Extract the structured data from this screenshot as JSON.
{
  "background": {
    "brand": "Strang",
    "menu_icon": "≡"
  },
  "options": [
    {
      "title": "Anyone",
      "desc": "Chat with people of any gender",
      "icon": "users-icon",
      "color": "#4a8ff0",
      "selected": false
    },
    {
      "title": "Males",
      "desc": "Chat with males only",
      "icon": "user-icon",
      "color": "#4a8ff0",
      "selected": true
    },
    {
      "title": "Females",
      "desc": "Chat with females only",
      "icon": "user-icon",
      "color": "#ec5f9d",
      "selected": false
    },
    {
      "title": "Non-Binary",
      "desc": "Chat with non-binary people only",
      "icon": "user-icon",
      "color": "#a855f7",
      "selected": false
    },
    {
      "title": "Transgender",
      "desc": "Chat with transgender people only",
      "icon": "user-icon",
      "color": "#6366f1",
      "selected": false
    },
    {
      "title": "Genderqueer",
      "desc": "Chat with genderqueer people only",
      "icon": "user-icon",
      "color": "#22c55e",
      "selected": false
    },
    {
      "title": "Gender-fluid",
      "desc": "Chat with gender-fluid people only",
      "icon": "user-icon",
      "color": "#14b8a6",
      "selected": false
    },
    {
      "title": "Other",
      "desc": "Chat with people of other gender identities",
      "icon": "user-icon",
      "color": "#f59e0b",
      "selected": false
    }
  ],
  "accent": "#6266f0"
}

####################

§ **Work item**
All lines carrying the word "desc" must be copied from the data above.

§ **Answer below**
      "desc": "Chat with people of any gender",
      "desc": "Chat with males only",
      "desc": "Chat with females only",
      "desc": "Chat with non-binary people only",
      "desc": "Chat with transgender people only",
      "desc": "Chat with genderqueer people only",
      "desc": "Chat with gender-fluid people only",
      "desc": "Chat with people of other gender identities",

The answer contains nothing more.